She certainly has some of the attributes of one - the willingness to buck society's trends, the strong personality, et cetera. But I'm not sure that Thackeray meant to paint that picture of her - if he had been trying to make her a character to be admired, he would probably have reduced the amount of things she did which were completely indefensible (the times she toys with people's emotions for no real gain-just for the fun of it, or for "practise", an example being her unnecessary and insensitive flirting with Amelia's husband George), and the ending would have favoured her more. Thackeray portrays her as abusing her sexuality rather than fighting for equality. He portrays her towards the end as quite a weak creature: for instance, during the Lord Steyne affair she is entirely carried along by him and is out of control of him. She is mostly dependent on other people's money and status, he means her to seen quite a tragic figure, rather than someone to be admired or vindicated.
Lady Jane seems to have been set up as the "model woman". She's quite enraptured with little Rawdon - as she seems to be of all children, telling them stories around her knees; one likes to think they would ail be curled up around an open fire. Becky hates her for her virtue:
''That sort of goodness and simplicity which Lady Jane possessed annoyed our friend Becky'' - but Lady Jane turns the other cheek and gains the reader's sympathy by being intimidated by the "bad angel" Becky.
It seems to me that Becky may be a person to be pitied rather than vindicated. The victim of a restrictive, discriminatory, hypocritical and amoral society strikes out at it without realising she's doing so, and because of that same failure to realise is vindicated and looked down on. Yet Becky made a surprisingly good go at "playing the system" - it only collapsed right at the very end, perhaps inevitably. Still, her goals are never achieved in the end.
In conclusion, then: Selfish? Certainly. The way she marries, remarries for her benefit only is ample proof of that in itself. Add to this the numerous examples of her abusing her sexuality for her own ends and the way she regards Rawdon as something slightly below an accomplice and there's solid evidence that she was indeed very selfish. Destructive? Certainly she was apathetic towards other people's cares and most of all their emotions. The fact that the question of whether she murdered Jos even comes up is evidence that she was destructive enough to be suspected of murder. I'm unclear as to whether she actually did it or not - there seems to be a lack of evidence, but I'm sure she would be capable of it.
Whether she was evil is the true crux of the matter. Despite my confirmation of the first two ills, I feel that Rebecca can be forgiven a lot of her behaviour (some of which was appalling) because of the way she seems to understand so little of what she's doing. It would be very hard to do the evil she does in cold blood. I believe she genuinely isn't aware of the way she hurts people. Her emotional naivety leads her to regard emotions as worthless, possibly because he has never experienced emotions like the rest of the world has.
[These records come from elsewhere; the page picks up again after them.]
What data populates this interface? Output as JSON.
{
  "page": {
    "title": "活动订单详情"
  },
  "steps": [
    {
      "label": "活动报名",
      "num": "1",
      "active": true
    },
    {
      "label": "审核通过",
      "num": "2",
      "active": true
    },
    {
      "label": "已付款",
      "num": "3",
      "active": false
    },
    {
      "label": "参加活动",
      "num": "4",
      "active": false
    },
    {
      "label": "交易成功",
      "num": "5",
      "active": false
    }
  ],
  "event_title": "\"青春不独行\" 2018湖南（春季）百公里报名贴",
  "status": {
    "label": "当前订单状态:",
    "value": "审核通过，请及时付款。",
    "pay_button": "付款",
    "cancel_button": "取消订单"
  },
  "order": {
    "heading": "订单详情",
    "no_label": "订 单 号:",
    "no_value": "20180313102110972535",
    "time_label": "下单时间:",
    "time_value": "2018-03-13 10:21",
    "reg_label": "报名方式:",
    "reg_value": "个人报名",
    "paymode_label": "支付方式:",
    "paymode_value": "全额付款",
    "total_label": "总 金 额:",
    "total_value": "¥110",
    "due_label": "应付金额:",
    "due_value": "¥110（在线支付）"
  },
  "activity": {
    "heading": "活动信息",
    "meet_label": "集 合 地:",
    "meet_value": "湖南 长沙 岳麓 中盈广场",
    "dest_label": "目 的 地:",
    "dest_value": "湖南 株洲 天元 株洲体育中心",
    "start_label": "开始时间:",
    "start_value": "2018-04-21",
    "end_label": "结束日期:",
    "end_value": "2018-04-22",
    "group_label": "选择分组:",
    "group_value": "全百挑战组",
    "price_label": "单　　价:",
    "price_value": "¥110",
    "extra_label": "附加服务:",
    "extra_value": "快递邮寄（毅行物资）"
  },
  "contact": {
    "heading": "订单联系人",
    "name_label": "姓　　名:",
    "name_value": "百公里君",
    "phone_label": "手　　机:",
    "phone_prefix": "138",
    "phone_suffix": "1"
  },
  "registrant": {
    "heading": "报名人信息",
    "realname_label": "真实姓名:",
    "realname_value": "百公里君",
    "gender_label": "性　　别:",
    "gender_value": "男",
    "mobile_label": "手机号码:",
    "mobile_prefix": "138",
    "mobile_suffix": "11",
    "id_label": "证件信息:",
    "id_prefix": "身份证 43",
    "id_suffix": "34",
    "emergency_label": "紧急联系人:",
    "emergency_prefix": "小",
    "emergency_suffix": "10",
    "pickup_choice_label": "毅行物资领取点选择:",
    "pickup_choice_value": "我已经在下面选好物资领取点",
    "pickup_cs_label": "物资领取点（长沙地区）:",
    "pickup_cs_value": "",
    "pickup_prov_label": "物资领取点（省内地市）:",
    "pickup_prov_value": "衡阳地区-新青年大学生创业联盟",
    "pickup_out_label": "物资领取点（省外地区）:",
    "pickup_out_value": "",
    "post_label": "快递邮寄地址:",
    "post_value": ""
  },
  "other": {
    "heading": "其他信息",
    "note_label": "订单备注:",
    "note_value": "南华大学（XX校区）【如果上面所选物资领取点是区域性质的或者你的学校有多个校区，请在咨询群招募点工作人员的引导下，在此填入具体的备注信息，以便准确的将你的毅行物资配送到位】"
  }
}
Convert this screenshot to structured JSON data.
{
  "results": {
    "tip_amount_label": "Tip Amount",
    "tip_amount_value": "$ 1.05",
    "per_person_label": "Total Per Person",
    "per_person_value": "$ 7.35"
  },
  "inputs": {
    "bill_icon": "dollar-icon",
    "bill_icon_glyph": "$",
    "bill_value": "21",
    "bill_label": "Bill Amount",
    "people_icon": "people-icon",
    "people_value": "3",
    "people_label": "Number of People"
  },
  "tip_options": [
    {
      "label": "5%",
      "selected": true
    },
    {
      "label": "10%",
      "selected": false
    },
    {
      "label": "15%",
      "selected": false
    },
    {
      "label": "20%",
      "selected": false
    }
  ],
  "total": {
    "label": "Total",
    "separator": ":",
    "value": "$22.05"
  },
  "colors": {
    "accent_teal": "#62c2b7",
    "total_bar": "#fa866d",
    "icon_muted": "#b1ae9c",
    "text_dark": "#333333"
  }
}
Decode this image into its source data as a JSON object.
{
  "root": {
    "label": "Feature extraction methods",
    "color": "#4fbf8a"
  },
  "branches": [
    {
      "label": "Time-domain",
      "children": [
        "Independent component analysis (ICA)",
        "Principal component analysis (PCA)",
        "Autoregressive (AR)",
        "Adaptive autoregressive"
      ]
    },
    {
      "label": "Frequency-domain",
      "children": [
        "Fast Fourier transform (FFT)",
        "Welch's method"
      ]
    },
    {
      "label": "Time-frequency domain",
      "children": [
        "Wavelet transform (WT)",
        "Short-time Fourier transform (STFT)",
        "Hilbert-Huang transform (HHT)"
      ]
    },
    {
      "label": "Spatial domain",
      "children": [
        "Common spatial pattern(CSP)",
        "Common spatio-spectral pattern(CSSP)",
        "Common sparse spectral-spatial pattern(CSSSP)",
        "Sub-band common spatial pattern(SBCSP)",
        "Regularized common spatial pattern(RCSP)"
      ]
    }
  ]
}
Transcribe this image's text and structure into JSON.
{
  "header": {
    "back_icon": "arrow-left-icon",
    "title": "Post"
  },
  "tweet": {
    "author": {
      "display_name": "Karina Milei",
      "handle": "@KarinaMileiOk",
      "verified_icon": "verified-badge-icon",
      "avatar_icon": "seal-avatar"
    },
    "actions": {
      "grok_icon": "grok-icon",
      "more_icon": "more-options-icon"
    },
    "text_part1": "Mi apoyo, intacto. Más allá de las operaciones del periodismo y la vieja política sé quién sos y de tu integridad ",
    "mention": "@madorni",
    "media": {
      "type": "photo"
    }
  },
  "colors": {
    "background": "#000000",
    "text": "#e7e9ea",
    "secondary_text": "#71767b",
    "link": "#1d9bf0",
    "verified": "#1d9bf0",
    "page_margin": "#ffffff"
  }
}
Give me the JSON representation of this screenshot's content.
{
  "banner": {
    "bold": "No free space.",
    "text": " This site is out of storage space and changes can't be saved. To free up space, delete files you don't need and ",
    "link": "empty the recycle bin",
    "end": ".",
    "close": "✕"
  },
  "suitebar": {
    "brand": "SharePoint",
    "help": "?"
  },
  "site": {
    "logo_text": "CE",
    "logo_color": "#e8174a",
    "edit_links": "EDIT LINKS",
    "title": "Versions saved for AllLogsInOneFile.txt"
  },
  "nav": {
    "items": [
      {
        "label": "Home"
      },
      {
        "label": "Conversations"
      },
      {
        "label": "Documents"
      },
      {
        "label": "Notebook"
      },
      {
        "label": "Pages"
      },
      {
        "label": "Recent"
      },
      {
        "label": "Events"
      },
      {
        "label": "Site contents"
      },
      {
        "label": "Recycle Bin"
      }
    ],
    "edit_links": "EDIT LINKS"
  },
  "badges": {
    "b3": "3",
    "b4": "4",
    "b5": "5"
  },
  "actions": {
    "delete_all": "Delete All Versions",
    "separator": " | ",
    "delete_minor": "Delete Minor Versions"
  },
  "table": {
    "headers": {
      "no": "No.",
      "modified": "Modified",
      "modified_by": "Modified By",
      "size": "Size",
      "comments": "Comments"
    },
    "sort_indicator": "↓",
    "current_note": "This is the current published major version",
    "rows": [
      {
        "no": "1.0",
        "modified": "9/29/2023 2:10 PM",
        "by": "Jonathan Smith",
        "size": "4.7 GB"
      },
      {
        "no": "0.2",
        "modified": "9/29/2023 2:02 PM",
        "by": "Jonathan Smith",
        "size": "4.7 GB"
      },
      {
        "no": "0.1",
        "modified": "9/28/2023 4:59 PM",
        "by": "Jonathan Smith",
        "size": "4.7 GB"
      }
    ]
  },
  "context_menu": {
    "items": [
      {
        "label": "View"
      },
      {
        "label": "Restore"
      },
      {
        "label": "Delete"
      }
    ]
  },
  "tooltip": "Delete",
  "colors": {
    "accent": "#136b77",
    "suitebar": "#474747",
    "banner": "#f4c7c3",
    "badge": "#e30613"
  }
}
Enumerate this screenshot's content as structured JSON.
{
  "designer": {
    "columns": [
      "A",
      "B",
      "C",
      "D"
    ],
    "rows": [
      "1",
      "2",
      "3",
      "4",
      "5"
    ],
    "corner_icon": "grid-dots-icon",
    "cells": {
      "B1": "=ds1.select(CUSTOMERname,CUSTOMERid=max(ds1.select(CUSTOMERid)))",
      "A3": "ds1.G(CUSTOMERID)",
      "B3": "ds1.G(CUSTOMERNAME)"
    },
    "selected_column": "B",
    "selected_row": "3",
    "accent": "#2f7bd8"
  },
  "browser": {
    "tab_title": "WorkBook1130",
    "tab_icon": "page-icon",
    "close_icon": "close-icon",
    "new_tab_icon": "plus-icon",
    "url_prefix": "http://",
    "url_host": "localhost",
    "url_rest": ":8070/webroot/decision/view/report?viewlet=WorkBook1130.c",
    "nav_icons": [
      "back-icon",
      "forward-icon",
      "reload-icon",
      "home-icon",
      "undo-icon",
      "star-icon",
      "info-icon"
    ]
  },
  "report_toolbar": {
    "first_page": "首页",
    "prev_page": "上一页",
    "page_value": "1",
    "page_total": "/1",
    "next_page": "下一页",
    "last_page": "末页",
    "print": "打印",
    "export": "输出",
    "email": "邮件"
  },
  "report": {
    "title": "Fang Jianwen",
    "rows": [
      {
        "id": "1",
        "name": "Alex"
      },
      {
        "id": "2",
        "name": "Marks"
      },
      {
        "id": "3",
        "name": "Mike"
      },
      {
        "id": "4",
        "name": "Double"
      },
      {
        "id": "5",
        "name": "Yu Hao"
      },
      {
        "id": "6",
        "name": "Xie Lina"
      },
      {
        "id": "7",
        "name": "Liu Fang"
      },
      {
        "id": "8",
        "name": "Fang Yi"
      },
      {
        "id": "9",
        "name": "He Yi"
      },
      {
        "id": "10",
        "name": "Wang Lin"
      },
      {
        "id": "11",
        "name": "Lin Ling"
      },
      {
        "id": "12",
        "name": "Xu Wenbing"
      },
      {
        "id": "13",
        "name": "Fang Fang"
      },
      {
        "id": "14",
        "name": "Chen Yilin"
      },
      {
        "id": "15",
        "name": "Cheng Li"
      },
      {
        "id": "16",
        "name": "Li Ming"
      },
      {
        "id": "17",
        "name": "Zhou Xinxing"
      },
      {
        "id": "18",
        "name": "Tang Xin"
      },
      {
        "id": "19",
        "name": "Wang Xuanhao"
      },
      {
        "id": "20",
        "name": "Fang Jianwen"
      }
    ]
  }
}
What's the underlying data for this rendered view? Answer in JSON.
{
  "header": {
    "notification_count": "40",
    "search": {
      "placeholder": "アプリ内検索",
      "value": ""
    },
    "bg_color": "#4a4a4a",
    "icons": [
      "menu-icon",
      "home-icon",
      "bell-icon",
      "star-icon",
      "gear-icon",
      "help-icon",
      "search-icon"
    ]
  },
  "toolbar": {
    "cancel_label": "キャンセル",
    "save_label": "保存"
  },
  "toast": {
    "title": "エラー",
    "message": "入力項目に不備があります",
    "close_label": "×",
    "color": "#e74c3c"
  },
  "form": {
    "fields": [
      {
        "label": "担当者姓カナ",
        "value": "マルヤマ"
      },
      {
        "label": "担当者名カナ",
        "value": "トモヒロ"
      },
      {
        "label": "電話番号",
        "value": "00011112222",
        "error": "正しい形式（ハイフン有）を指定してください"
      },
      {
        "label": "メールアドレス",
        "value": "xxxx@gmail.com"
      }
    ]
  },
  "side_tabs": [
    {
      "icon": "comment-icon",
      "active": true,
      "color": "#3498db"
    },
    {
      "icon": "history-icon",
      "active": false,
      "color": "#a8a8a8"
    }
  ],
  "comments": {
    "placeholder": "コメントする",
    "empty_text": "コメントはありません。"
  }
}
She seems to have emotional experience and knowledge at the same level as a small child.
I would speculate that the reason she seems to have no conscience or morals is because she genuinely doesn't. Her psychological morals and conscience/guilt system has not developed properly, and she tries to make sense and succeed in the world around her without it - it's no surprise that her world collapses around her at the end. I am inclined to see Becky as the not-so-innocent victim of a society which couldn't admit its own flaws, and quite a tragic figure as well, as she was something of an omen for the future in Thackeray's eyes - "everyone will be like this if society does not reform".